Thursday, January 22, 2009

What I learned today

I learned that the arbitration figures, once settled, are not guaranteed contracts. I didn't realize this; I thought all baseball contracts are guaranteed. A team could release a player after arbitration and only responsible for 1/6th of their salary.

A lot has been made about Jason Varitek and some other free agents not accepting arbitration, and it has even been suggested in a few places that Varitek [...] made a mistake by declining arbitration. But that suggestion may not be right.

In Varitek's case an arbitration award could have meant about $11 million, as he made $10.4 million last year. However, going to arbitration and having a fully guaranteed contract are two different things. To that point the Red Sox had declined to guarantee any offers to Varitek (arbitration deals are not fully guaranteed) and were hinting that Varitek's playing time might be diminished, so Varitek ultimately worried that the Sox only offered arbitration to keep the dialogue going and that ultimately they might release him after going to arbitration with him. Had the Red Sox taken him to arbitration, in reality they were only guaranteeing a little more than $1.5 million (a team that releases a player after arbitration but before the season only has to pay one-sixth of the salary). This is a fairly rare occurrence but it has happened in the case of Todd Walker and several other players.

Even so, it's still a mystery to many why Varitek didn't take arbitration. And even Red Sox owner John Henry asked Varitek in their well-publicized meeting a week ago why he didn't take the arbitration offer. The reason is that Varitek didn't believe that accepting arbitration would guarantee him a spot on the team.

1 comment:

Zoolander said...
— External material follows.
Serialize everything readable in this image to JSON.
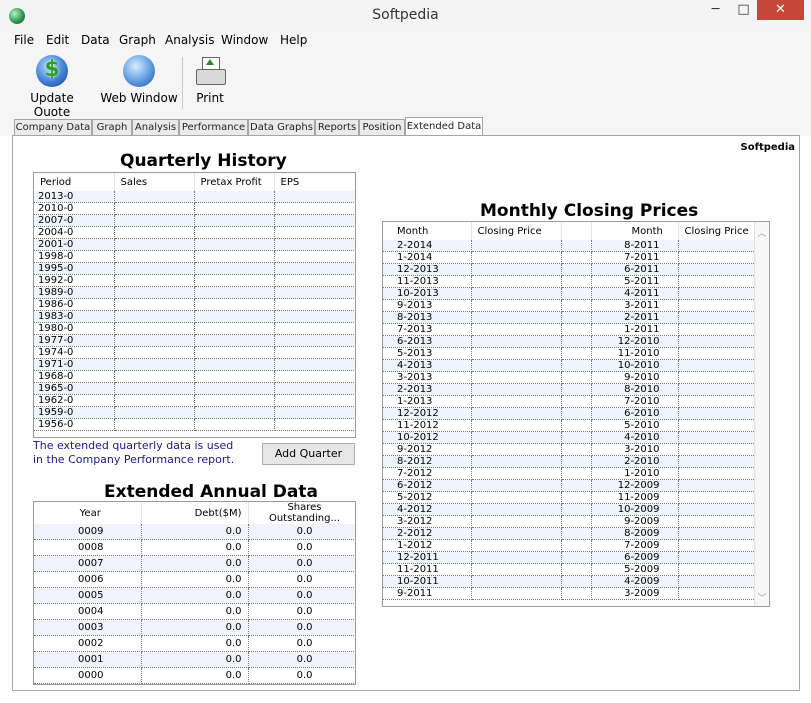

This makes you wonder if Cashman should have rolled the dice and offered Abreu arbitration. The Yankees could have collected a first round pick or they could have cut Abreu if he accepted arbitration.